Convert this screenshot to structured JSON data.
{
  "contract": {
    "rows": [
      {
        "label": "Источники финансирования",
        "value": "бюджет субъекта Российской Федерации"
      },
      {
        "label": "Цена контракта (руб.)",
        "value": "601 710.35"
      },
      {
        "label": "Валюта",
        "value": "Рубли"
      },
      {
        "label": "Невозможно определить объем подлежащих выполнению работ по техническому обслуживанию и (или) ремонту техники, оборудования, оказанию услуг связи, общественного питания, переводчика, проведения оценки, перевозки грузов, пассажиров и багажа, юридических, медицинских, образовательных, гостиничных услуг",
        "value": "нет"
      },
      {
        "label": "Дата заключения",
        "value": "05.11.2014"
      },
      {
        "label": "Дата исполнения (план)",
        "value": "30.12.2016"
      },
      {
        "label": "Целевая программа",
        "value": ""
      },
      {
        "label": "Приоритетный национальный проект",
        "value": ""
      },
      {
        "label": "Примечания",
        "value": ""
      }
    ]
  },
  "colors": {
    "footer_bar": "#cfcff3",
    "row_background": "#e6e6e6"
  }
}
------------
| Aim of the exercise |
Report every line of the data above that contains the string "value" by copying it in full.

| Response to this exercise |
        "value": "бюджет субъекта Российской Федерации"
        "value": "601 710.35"
        "value": "Рубли"
        "value": "нет"
        "value": "05.11.2014"
        "value": "30.12.2016"
        "value": ""
        "value": ""
        "value": ""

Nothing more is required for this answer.